WORK REQUIRED:
Lift out all lines below that contain "status".

Dataset excerpts
+++

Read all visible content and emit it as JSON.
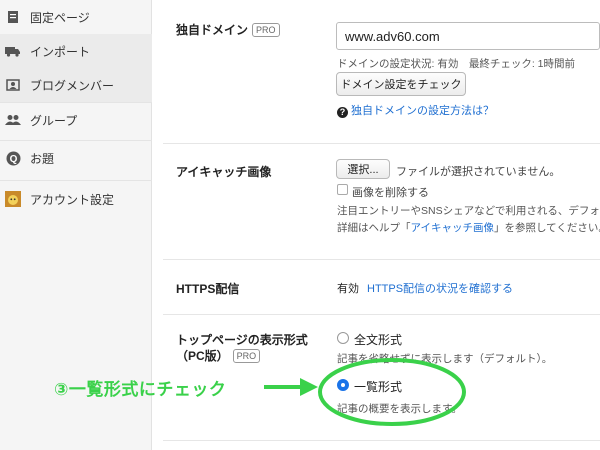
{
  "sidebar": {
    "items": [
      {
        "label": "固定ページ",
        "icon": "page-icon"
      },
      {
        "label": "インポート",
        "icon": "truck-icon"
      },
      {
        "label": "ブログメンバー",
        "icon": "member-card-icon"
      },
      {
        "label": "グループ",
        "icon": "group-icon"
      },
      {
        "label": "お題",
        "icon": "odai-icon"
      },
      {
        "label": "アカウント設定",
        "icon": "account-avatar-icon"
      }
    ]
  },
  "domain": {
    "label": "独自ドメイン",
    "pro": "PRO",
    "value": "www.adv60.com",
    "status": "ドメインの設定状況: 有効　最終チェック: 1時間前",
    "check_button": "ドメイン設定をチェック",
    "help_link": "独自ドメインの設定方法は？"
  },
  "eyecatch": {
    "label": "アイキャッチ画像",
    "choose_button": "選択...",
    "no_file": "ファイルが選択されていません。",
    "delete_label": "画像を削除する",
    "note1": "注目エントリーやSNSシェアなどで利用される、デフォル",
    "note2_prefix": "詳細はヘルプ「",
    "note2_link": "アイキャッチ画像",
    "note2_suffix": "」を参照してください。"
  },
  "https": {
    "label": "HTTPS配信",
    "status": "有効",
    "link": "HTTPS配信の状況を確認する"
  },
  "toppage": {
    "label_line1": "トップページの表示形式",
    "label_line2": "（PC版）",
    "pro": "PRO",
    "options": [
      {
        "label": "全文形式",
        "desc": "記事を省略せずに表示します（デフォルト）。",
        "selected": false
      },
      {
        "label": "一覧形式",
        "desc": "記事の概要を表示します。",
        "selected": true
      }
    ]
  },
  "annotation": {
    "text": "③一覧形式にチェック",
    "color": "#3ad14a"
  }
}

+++

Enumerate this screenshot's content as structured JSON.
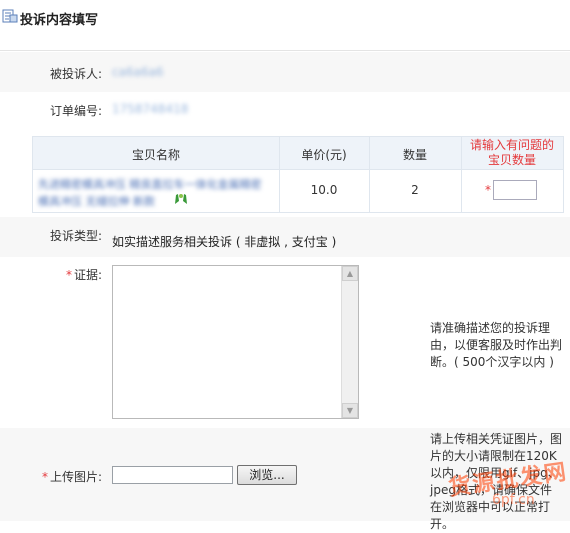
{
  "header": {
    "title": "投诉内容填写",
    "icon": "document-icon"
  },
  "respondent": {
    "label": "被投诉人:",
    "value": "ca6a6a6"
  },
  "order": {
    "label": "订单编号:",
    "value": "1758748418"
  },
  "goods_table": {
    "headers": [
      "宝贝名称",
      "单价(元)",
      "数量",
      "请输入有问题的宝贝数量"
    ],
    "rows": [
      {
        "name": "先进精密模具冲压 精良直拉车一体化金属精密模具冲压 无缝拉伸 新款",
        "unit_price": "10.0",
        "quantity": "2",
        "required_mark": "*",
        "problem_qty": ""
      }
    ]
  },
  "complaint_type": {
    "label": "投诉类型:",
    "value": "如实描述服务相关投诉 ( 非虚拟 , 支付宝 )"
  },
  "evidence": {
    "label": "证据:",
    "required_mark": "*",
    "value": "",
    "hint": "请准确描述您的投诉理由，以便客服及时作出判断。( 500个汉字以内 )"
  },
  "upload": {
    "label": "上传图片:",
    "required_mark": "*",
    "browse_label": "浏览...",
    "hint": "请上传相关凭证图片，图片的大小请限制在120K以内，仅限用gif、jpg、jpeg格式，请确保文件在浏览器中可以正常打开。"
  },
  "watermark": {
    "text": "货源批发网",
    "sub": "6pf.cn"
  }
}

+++

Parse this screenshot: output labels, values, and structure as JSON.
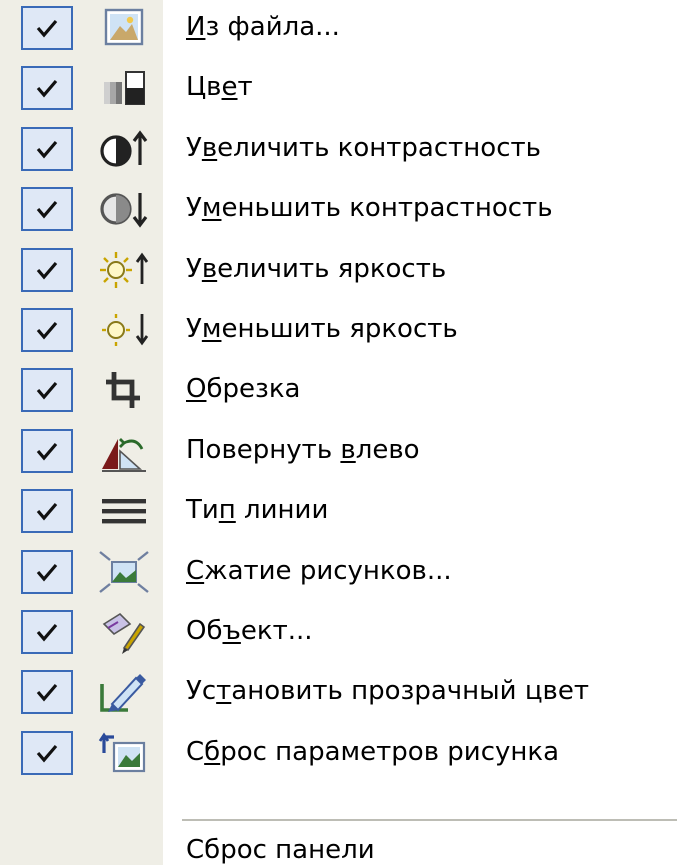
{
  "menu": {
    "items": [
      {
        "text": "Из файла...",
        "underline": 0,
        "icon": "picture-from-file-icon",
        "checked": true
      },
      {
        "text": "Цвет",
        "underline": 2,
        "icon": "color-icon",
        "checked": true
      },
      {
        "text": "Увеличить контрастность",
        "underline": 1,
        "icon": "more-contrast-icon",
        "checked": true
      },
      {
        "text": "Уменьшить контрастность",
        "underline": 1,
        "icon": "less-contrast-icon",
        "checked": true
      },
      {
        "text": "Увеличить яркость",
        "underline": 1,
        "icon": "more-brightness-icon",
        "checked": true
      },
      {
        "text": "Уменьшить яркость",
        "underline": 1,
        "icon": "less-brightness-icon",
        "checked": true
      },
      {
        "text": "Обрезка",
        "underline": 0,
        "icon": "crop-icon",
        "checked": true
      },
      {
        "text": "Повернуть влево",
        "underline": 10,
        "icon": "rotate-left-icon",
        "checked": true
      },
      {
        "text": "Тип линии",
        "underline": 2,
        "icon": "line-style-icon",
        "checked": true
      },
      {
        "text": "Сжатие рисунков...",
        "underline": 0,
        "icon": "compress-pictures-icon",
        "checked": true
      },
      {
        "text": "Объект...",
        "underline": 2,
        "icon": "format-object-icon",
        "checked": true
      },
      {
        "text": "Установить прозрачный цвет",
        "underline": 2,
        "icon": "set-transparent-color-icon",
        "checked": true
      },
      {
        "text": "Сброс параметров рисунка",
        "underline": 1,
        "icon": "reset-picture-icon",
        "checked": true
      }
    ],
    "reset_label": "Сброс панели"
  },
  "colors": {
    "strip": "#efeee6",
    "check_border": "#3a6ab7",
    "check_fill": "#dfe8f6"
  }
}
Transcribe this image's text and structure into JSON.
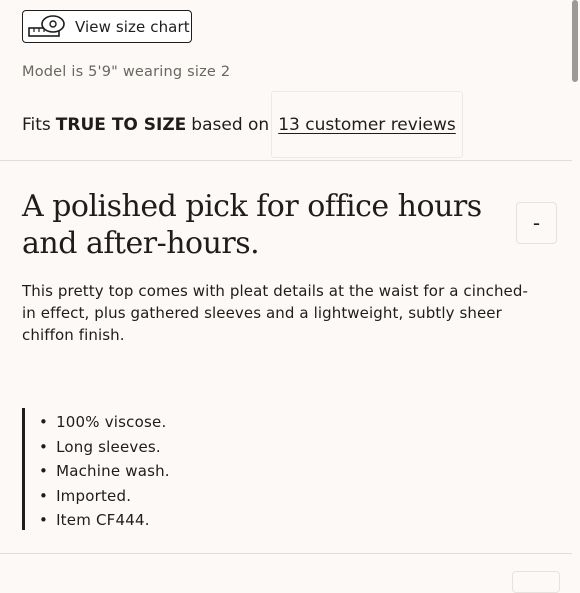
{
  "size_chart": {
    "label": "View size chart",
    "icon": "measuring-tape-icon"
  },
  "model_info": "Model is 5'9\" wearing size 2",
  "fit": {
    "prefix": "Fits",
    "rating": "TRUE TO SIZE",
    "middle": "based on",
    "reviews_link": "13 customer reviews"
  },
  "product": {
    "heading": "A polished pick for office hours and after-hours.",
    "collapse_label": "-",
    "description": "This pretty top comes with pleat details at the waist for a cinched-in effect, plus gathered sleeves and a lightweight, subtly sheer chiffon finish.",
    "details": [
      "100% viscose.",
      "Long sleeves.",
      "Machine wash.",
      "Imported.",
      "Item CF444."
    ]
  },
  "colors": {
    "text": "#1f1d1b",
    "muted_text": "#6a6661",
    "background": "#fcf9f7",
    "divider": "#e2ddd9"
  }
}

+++

ANSWER TO THIS TASK:
    "status": "ドメインの設定状況: 有効　最終チェック: 1時間前",
    "status": "有効",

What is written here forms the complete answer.